**Brief:**
Search the data for the string "JSON" and gather each line it is in.

=== Begin Enclosure ===

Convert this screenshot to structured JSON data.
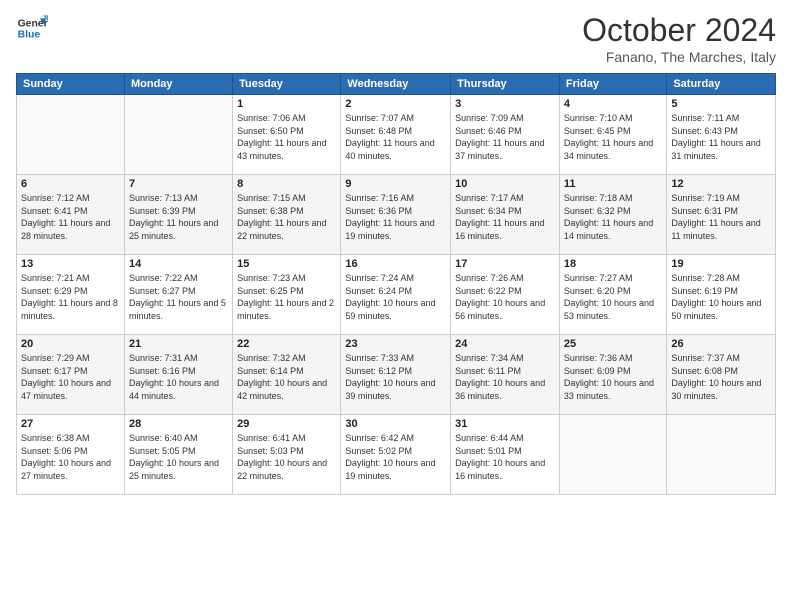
{
  "logo": {
    "line1": "General",
    "line2": "Blue"
  },
  "title": "October 2024",
  "subtitle": "Fanano, The Marches, Italy",
  "headers": [
    "Sunday",
    "Monday",
    "Tuesday",
    "Wednesday",
    "Thursday",
    "Friday",
    "Saturday"
  ],
  "weeks": [
    [
      {
        "day": "",
        "info": ""
      },
      {
        "day": "",
        "info": ""
      },
      {
        "day": "1",
        "info": "Sunrise: 7:06 AM\nSunset: 6:50 PM\nDaylight: 11 hours and 43 minutes."
      },
      {
        "day": "2",
        "info": "Sunrise: 7:07 AM\nSunset: 6:48 PM\nDaylight: 11 hours and 40 minutes."
      },
      {
        "day": "3",
        "info": "Sunrise: 7:09 AM\nSunset: 6:46 PM\nDaylight: 11 hours and 37 minutes."
      },
      {
        "day": "4",
        "info": "Sunrise: 7:10 AM\nSunset: 6:45 PM\nDaylight: 11 hours and 34 minutes."
      },
      {
        "day": "5",
        "info": "Sunrise: 7:11 AM\nSunset: 6:43 PM\nDaylight: 11 hours and 31 minutes."
      }
    ],
    [
      {
        "day": "6",
        "info": "Sunrise: 7:12 AM\nSunset: 6:41 PM\nDaylight: 11 hours and 28 minutes."
      },
      {
        "day": "7",
        "info": "Sunrise: 7:13 AM\nSunset: 6:39 PM\nDaylight: 11 hours and 25 minutes."
      },
      {
        "day": "8",
        "info": "Sunrise: 7:15 AM\nSunset: 6:38 PM\nDaylight: 11 hours and 22 minutes."
      },
      {
        "day": "9",
        "info": "Sunrise: 7:16 AM\nSunset: 6:36 PM\nDaylight: 11 hours and 19 minutes."
      },
      {
        "day": "10",
        "info": "Sunrise: 7:17 AM\nSunset: 6:34 PM\nDaylight: 11 hours and 16 minutes."
      },
      {
        "day": "11",
        "info": "Sunrise: 7:18 AM\nSunset: 6:32 PM\nDaylight: 11 hours and 14 minutes."
      },
      {
        "day": "12",
        "info": "Sunrise: 7:19 AM\nSunset: 6:31 PM\nDaylight: 11 hours and 11 minutes."
      }
    ],
    [
      {
        "day": "13",
        "info": "Sunrise: 7:21 AM\nSunset: 6:29 PM\nDaylight: 11 hours and 8 minutes."
      },
      {
        "day": "14",
        "info": "Sunrise: 7:22 AM\nSunset: 6:27 PM\nDaylight: 11 hours and 5 minutes."
      },
      {
        "day": "15",
        "info": "Sunrise: 7:23 AM\nSunset: 6:25 PM\nDaylight: 11 hours and 2 minutes."
      },
      {
        "day": "16",
        "info": "Sunrise: 7:24 AM\nSunset: 6:24 PM\nDaylight: 10 hours and 59 minutes."
      },
      {
        "day": "17",
        "info": "Sunrise: 7:26 AM\nSunset: 6:22 PM\nDaylight: 10 hours and 56 minutes."
      },
      {
        "day": "18",
        "info": "Sunrise: 7:27 AM\nSunset: 6:20 PM\nDaylight: 10 hours and 53 minutes."
      },
      {
        "day": "19",
        "info": "Sunrise: 7:28 AM\nSunset: 6:19 PM\nDaylight: 10 hours and 50 minutes."
      }
    ],
    [
      {
        "day": "20",
        "info": "Sunrise: 7:29 AM\nSunset: 6:17 PM\nDaylight: 10 hours and 47 minutes."
      },
      {
        "day": "21",
        "info": "Sunrise: 7:31 AM\nSunset: 6:16 PM\nDaylight: 10 hours and 44 minutes."
      },
      {
        "day": "22",
        "info": "Sunrise: 7:32 AM\nSunset: 6:14 PM\nDaylight: 10 hours and 42 minutes."
      },
      {
        "day": "23",
        "info": "Sunrise: 7:33 AM\nSunset: 6:12 PM\nDaylight: 10 hours and 39 minutes."
      },
      {
        "day": "24",
        "info": "Sunrise: 7:34 AM\nSunset: 6:11 PM\nDaylight: 10 hours and 36 minutes."
      },
      {
        "day": "25",
        "info": "Sunrise: 7:36 AM\nSunset: 6:09 PM\nDaylight: 10 hours and 33 minutes."
      },
      {
        "day": "26",
        "info": "Sunrise: 7:37 AM\nSunset: 6:08 PM\nDaylight: 10 hours and 30 minutes."
      }
    ],
    [
      {
        "day": "27",
        "info": "Sunrise: 6:38 AM\nSunset: 5:06 PM\nDaylight: 10 hours and 27 minutes."
      },
      {
        "day": "28",
        "info": "Sunrise: 6:40 AM\nSunset: 5:05 PM\nDaylight: 10 hours and 25 minutes."
      },
      {
        "day": "29",
        "info": "Sunrise: 6:41 AM\nSunset: 5:03 PM\nDaylight: 10 hours and 22 minutes."
      },
      {
        "day": "30",
        "info": "Sunrise: 6:42 AM\nSunset: 5:02 PM\nDaylight: 10 hours and 19 minutes."
      },
      {
        "day": "31",
        "info": "Sunrise: 6:44 AM\nSunset: 5:01 PM\nDaylight: 10 hours and 16 minutes."
      },
      {
        "day": "",
        "info": ""
      },
      {
        "day": "",
        "info": ""
      }
    ]
  ]
}
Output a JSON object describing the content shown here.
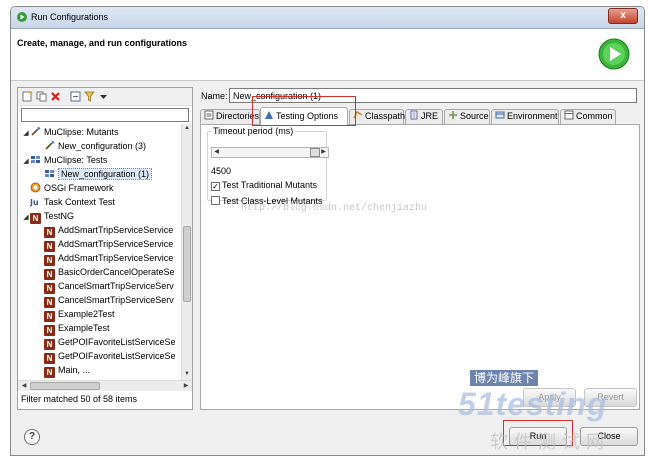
{
  "window": {
    "title": "Run Configurations",
    "close_glyph": "x"
  },
  "banner": {
    "text": "Create, manage, and run configurations"
  },
  "left": {
    "toolbar_icons": [
      "new-launch-config-icon",
      "duplicate-icon",
      "delete-icon",
      "collapse-all-icon",
      "filter-icon",
      "view-menu-icon"
    ],
    "filter_value": "",
    "tree": [
      {
        "label": "MuClipse: Mutants",
        "icon": "mutant-wand-icon",
        "level": 0,
        "expanded": true
      },
      {
        "label": "New_configuration (3)",
        "icon": "mutant-wand-icon",
        "level": 1
      },
      {
        "label": "MuClipse: Tests",
        "icon": "tests-grid-icon",
        "level": 0,
        "expanded": true
      },
      {
        "label": "New_configuration (1)",
        "icon": "tests-grid-icon",
        "level": 1,
        "selected": true
      },
      {
        "label": "OSGi Framework",
        "icon": "osgi-icon",
        "level": 0
      },
      {
        "label": "Task Context Test",
        "icon": "ju-icon",
        "level": 0
      },
      {
        "label": "TestNG",
        "icon": "testng-icon",
        "level": 0,
        "expanded": true
      },
      {
        "label": "AddSmartTripServiceService",
        "icon": "testng-icon",
        "level": 1
      },
      {
        "label": "AddSmartTripServiceService",
        "icon": "testng-icon",
        "level": 1
      },
      {
        "label": "AddSmartTripServiceService",
        "icon": "testng-icon",
        "level": 1
      },
      {
        "label": "BasicOrderCancelOperateSe",
        "icon": "testng-icon",
        "level": 1
      },
      {
        "label": "CancelSmartTripServiceServ",
        "icon": "testng-icon",
        "level": 1
      },
      {
        "label": "CancelSmartTripServiceServ",
        "icon": "testng-icon",
        "level": 1
      },
      {
        "label": "Example2Test",
        "icon": "testng-icon",
        "level": 1
      },
      {
        "label": "ExampleTest",
        "icon": "testng-icon",
        "level": 1
      },
      {
        "label": "GetPOIFavoriteListServiceSe",
        "icon": "testng-icon",
        "level": 1
      },
      {
        "label": "GetPOIFavoriteListServiceSe",
        "icon": "testng-icon",
        "level": 1
      },
      {
        "label": "Main, ...",
        "icon": "testng-icon",
        "level": 1
      }
    ],
    "status": "Filter matched 50 of 58 items"
  },
  "right": {
    "name_label": "Name:",
    "name_value": "New_configuration (1)",
    "tabs": [
      {
        "label": "Directories",
        "icon": "directories-icon"
      },
      {
        "label": "Testing Options",
        "icon": "testing-options-icon",
        "active": true
      },
      {
        "label": "Classpath",
        "icon": "classpath-icon"
      },
      {
        "label": "JRE",
        "icon": "jre-icon"
      },
      {
        "label": "Source",
        "icon": "source-icon"
      },
      {
        "label": "Environment",
        "icon": "environment-icon"
      },
      {
        "label": "Common",
        "icon": "common-icon"
      }
    ],
    "timeout_group_title": "Timeout period (ms)",
    "timeout_value": "4500",
    "checks": [
      {
        "label": "Test Traditional Mutants",
        "checked": true
      },
      {
        "label": "Test Class-Level Mutants",
        "checked": false
      }
    ],
    "watermark": "http://blog.csdn.net/chenjiazhu"
  },
  "buttons": {
    "apply": "Apply",
    "revert": "Revert",
    "run": "Run",
    "close": "Close",
    "help": "?"
  },
  "logo": {
    "top": "博为峰旗下",
    "mid": "51testing",
    "bottom": "软件测试网"
  },
  "colors": {
    "selection": "#dde9f8",
    "highlight_box": "#d03030",
    "titlebar": "#c8d6e8"
  }
}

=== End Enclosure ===

**Output of the exercise:**
Convert this screenshot to structured JSON data.
Output a JSON object describing the content shown here.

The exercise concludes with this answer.